HDS 2377

Gender and Religious Leadership in Eighteenth- and Nineteenth-Century America

David Holland


It is a well-established fact that women have numerically dominated the membership rolls of almost every American denomination, and it is just as widely recognized that men have dominated the pulpit. Both realities were particularly apparent in the United States in the eighteenth and early nineteenth centuries. What happened, however, when women began to preach and lead? This course will examine a number of examples from the nineteenth century—from Phoebe Palmer to Mary Baker Eddy—to consider how assumptions about leadership and gender may have evolved during this transformative period.

Enrollment Limited: No
Open to BTI Students: Yes
Jointly offered as Religion 1583


0.50 credits
Spring 2014
Wed 2pm-4pm
Divinity Hall Room 106

Relationship to Program Requirements

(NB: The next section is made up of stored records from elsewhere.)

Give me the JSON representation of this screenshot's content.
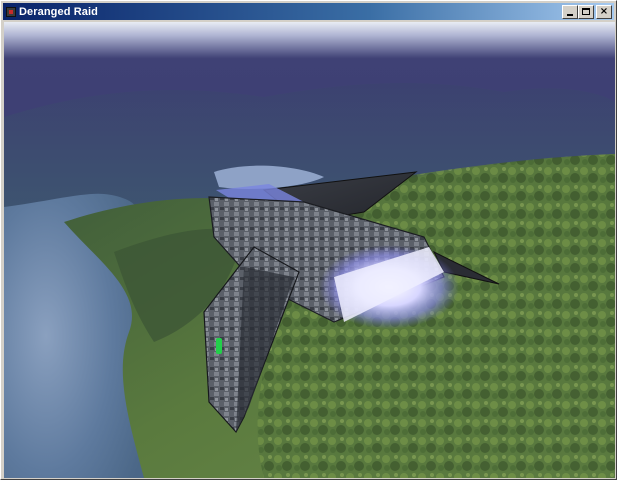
{
  "window": {
    "title": "Deranged Raid",
    "controls": {
      "minimize": "minimize",
      "maximize": "maximize",
      "close": "×"
    }
  },
  "scene": {
    "sky_color": "#3b3c6e",
    "haze_color": "#e8ecf4",
    "water_color": "#6f86a8",
    "land_color": "#4f6b3a",
    "ship_hull_color": "#4a4f58",
    "engine_glow_color": "#c9c8ff",
    "cockpit_light_color": "#22d04a"
  }
}
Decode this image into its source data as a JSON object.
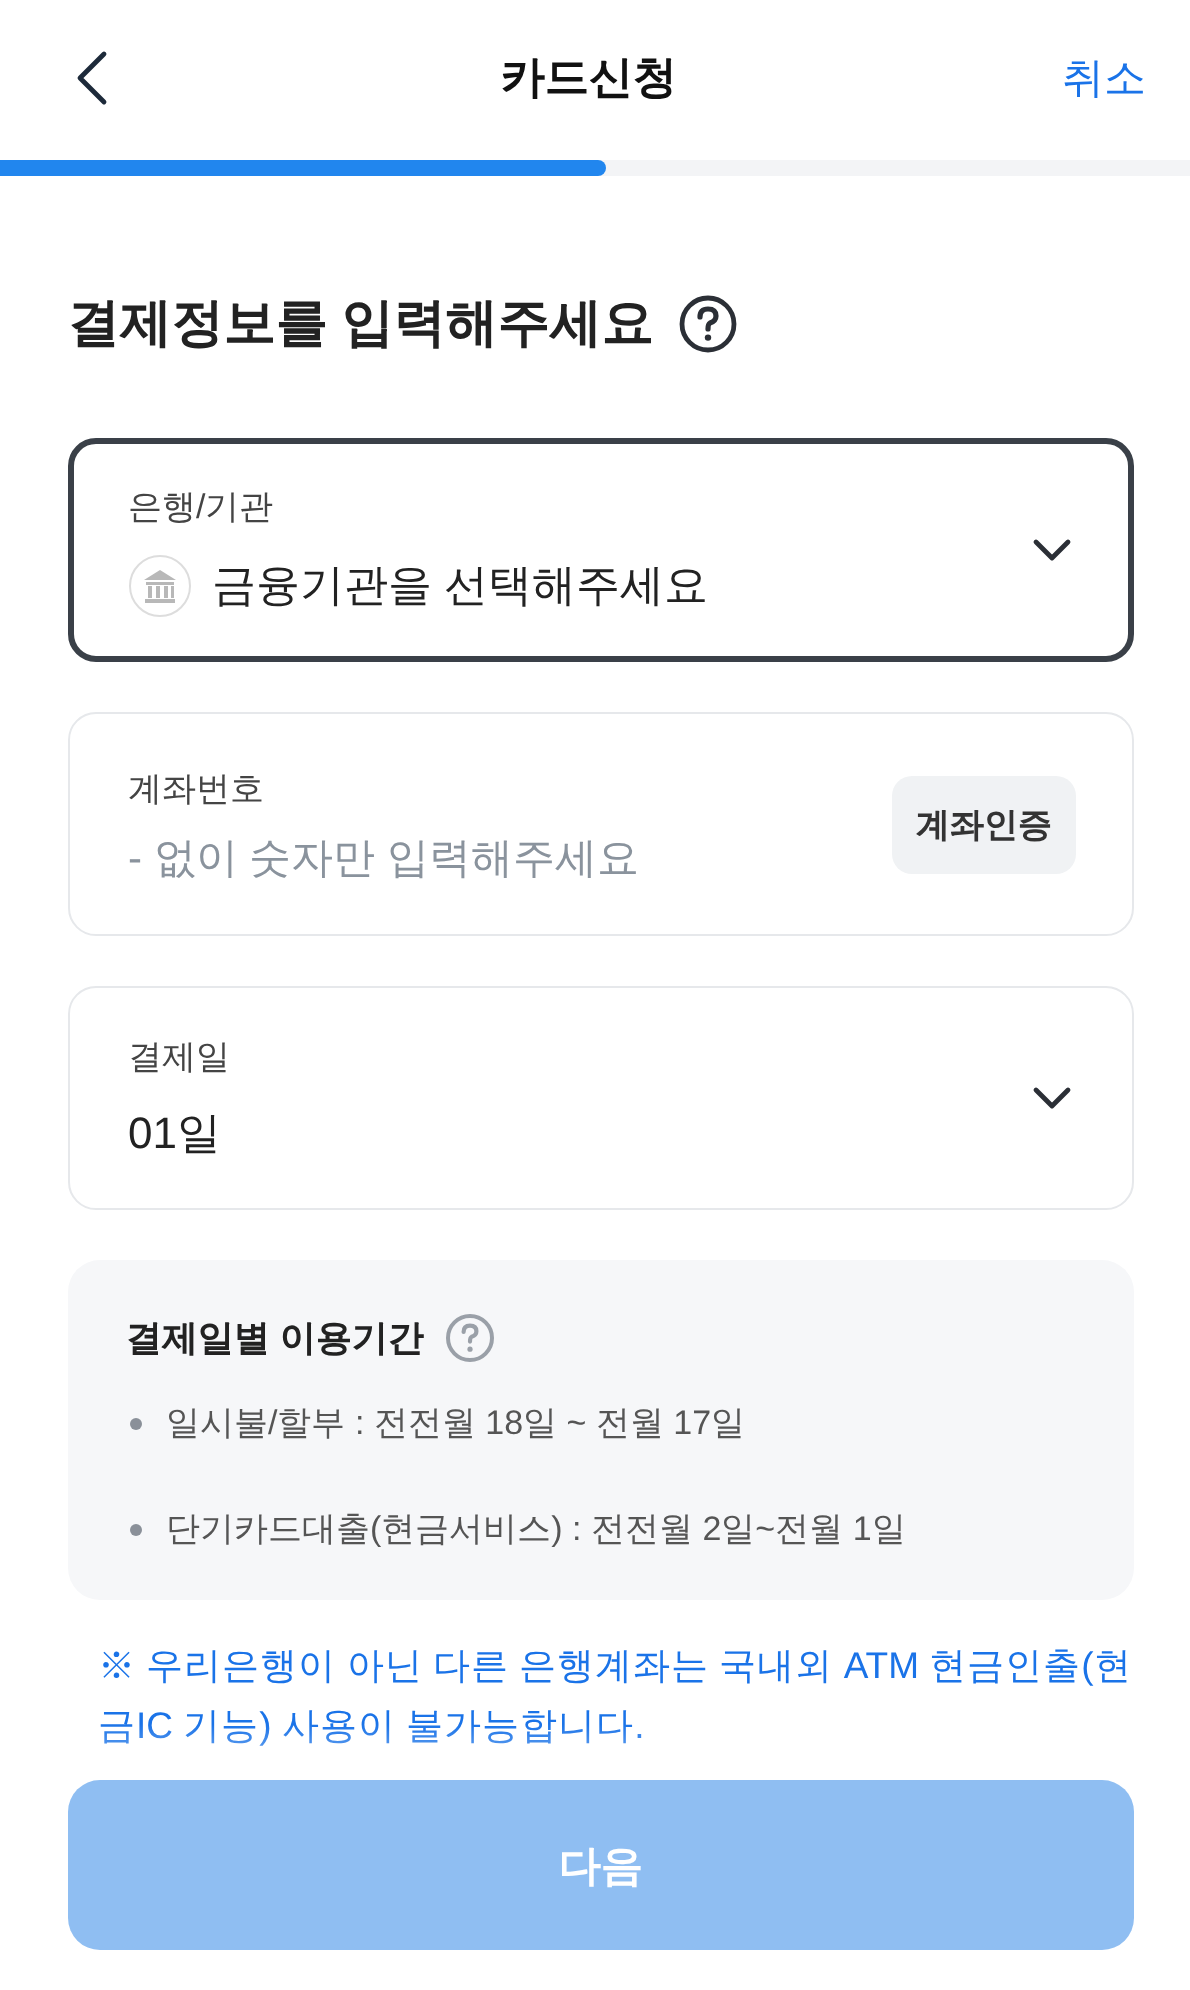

Program Requirement Area / Category / Art / Designation
MTS Area(s) of Focus
  • African and African American Religious Studies
  • Religions of the Americas
  • Religion, Literature, and Culture
  • Women, Gender, Sexuality, and Religion
MDiv Distribution Category/ies
  • Christianity
MDiv Art(s) of Ministry
  • Denominational Polity
  • Public Leadership, Community Organizing, and Planning
Language Course Designation(s) None